Volt gets 60 MPG EPA rating When the 2011 Volt begins arriving in Chevrolet showrooms over the next few weeks it will have an all-new fuel economy label to go with its unique propulsion system.
With its ability to operate completely gasoline- and emissions-free for 25 to 50 miles and then continue indefinitely with its range- extending engine, the Volt’s energy efficiency depends on how you use it.
Because the Volt works like no other car before it, General Motors and the U.S. Environmental Protection Agency collaborated to design a new label to help consumers understand what to expect when they drive the Volt. Before plug-in cars like the Volt, calculating fuel economy was simply a matter of filling the tank with fuel, driving the vehicle and dividing the distance by the amount of fuel consumed.
Even though they have no tailpipe emissions, electric cars still use energy so the MPG equivalent (MPGe) is determined by measuring electricity use and converting it based on the energy content in a gallon of gasoline. This MPGe rating allows consumers to compare the Volt’s efficiency to other cars in its segment.
The Volt uses two energy sources, electricity from the grid, and gasoline from the pump, with the mix depending on how far you drive and how often you charge the battery. The Volt is a complex vehicle that is incredibly easy to use. And while the new fuel economy label also looks complex, it has more information than any EPA label before it.

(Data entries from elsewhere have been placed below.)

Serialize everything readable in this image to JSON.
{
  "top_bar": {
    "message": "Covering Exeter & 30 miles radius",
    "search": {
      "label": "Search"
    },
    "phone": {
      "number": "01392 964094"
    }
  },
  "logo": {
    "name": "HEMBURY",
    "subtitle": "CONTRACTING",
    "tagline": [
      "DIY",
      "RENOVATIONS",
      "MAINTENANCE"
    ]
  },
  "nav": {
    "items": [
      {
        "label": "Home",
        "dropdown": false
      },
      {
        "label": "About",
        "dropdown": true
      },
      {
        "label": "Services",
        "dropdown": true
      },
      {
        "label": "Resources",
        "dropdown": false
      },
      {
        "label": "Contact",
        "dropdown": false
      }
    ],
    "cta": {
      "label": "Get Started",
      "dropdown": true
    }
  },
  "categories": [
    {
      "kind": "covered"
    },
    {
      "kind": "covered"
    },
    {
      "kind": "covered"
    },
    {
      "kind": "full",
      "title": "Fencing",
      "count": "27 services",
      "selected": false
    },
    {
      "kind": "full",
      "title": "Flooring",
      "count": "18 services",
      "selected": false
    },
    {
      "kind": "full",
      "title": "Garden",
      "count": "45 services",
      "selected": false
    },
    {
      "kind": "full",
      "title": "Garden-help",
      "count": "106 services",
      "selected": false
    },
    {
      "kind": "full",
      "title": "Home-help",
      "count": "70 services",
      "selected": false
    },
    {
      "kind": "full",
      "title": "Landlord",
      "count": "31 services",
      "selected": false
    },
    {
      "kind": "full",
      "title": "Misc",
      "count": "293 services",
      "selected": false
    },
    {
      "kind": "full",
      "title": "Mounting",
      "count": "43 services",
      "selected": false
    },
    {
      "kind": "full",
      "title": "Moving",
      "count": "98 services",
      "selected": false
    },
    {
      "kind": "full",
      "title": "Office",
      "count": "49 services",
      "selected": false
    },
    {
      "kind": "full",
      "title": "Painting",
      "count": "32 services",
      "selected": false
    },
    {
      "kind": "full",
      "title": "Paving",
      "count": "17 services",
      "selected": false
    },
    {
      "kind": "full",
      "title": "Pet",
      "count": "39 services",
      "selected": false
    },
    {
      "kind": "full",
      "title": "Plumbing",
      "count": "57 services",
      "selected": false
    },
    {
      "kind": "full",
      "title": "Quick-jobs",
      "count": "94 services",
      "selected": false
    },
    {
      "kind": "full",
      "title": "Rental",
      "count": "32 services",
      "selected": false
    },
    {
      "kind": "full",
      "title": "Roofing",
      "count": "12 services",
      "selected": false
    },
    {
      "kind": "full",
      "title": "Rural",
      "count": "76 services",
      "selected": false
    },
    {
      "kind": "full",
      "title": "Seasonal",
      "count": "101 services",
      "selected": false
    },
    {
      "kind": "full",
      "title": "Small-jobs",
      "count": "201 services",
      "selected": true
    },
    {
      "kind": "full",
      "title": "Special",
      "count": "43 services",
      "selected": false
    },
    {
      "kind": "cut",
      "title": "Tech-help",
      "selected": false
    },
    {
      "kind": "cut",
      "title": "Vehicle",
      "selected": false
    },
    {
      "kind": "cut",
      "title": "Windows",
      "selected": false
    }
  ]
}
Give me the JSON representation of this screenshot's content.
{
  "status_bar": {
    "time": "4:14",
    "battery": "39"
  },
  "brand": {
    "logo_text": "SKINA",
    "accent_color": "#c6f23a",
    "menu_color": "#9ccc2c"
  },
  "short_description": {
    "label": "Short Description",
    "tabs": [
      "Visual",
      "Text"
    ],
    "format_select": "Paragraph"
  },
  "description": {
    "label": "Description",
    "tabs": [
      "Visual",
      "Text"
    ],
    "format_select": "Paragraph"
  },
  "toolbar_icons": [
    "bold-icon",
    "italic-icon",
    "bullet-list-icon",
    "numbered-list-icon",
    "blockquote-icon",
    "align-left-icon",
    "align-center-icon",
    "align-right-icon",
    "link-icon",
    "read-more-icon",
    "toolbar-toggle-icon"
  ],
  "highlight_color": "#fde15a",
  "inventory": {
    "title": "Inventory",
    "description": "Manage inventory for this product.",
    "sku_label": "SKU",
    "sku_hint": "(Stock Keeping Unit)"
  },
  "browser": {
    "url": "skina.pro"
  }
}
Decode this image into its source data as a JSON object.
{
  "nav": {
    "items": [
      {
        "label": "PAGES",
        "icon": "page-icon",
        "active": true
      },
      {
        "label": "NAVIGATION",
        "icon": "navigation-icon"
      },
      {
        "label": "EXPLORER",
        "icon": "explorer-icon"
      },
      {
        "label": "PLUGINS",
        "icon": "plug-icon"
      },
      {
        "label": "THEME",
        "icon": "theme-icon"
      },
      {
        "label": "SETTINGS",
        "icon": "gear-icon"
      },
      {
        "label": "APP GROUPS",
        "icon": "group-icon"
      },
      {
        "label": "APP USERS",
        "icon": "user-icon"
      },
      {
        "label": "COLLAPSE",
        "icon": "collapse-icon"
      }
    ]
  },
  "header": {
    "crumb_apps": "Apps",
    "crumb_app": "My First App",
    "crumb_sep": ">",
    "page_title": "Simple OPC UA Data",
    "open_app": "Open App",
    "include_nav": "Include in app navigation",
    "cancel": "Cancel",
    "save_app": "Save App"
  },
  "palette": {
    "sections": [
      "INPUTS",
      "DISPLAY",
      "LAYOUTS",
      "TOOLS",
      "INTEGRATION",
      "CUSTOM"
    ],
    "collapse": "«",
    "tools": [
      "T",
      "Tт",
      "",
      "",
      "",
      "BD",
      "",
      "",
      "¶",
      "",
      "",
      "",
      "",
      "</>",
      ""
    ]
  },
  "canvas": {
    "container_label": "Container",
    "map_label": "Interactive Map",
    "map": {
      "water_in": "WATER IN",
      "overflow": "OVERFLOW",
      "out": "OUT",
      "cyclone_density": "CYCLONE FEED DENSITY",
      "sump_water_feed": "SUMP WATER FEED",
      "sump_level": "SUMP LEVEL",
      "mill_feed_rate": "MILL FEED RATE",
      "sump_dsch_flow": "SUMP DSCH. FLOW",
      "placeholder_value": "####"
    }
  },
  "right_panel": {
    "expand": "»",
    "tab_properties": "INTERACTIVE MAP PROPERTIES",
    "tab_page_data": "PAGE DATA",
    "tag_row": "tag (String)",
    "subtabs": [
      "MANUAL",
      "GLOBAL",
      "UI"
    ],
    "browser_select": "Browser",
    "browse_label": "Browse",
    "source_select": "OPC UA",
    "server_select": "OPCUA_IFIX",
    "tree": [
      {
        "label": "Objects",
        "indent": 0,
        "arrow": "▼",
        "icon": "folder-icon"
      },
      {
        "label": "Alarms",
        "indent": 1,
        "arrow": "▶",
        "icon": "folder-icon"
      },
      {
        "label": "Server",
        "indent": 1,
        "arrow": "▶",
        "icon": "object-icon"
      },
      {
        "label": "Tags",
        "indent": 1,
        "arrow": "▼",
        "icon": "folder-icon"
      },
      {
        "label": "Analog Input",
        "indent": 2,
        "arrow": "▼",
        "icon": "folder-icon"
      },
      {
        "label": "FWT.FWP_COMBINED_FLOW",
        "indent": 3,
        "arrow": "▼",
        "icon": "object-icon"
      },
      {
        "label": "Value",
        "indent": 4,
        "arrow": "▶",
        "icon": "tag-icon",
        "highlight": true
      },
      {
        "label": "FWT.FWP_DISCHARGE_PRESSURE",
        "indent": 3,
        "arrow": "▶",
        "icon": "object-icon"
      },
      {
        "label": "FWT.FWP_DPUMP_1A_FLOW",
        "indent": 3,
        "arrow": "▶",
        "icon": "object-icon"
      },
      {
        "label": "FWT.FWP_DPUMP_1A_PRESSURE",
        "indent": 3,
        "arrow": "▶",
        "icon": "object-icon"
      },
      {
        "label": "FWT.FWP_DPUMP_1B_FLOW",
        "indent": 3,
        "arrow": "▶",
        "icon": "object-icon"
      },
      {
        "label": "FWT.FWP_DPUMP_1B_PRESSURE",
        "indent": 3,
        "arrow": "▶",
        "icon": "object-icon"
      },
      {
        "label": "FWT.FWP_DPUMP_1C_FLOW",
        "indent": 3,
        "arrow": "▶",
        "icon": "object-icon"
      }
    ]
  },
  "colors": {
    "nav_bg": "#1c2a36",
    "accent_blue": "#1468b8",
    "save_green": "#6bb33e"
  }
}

The complex label, which the Environmental Protection Agency worked with G.M. to create, will rate the fuel economy of the Volt plug-in hybrid as 60 miles a gallon. The number was determined through E.P.A. tests that simulate various driving conditions and includes a combination of the gas engine and the battery.
Driven on battery power alone, the Volt has a fuel economy equivalent to 93 m.p.g., the E.P.A. determined, using a formula that converts kilowatt-hours of electricity to gallons of gas. The Volt’s gas engine was rated at 37 m.p.g.
The 93 and 37 m.p.g. figures appear most prominently on the window label, while the 60 m.p.g. figure is in much smaller type toward the bottom. The Nissan Leaf, a pure electric car, was rated this week as getting the equivalence of 99 m.p.g.
The label also shows that the cost to drive the Volt, which goes on sale in December in some parts of the United States, can vary from 4 cents a mile if the gasoline engine is never used to 9 cents a mile if the battery is never charged. The label shows the battery-only range for the Volt as 35 miles, a little less than the 40 miles that G.M. had estimated as the car was developed.
“We have said as often as we could that this will vary significantly with conditions and how you drive,” Doug Parks, G.M.’s vehicle line executive for the Volt, said on a conference call with reporters. “If you try to boil this down to a single number it becomes quite difficult.”
All of the numbers, of course, are well below the 230 m.p.g. rating that G.M.’s former chief executive, Fritz Henderson, said the Volt would receive in 2009. G.M. said that number was calculated based on a draft proposal for rating electric cars that the E.P.A. later rejected. (Nissan had said the Leaf, using the same proposed formula, would be rated at 367 m.p.g.)
The Volt’s label said driving the car 15,000 miles a year only on battery power would cost $601. That compares to an estimated annual cost of $561 for the Leaf.
The label shows a total range for the Volt, on a full charge and gas tank of 379 miles, including 344 on gas alone. G.M. says the Volt allows drivers to go much further than electric-only cars like the Leaf, eliminating a phenomenon it calls “range anxiety.” That added convenience is a primary reason the Volt is priced $8,220 more than the Leaf, though both vehicles will be available to lease for about $350 a month.
The Volt is scheduled to go on sale first in California; Michigan; metropolitan New York; Austin, Tex.; and Washington, D.C. before becoming available in the rest of the country by 2012.
G.M. has said it plans to build about 10,000 Volts by the end of 2011 and 45,000 in 2012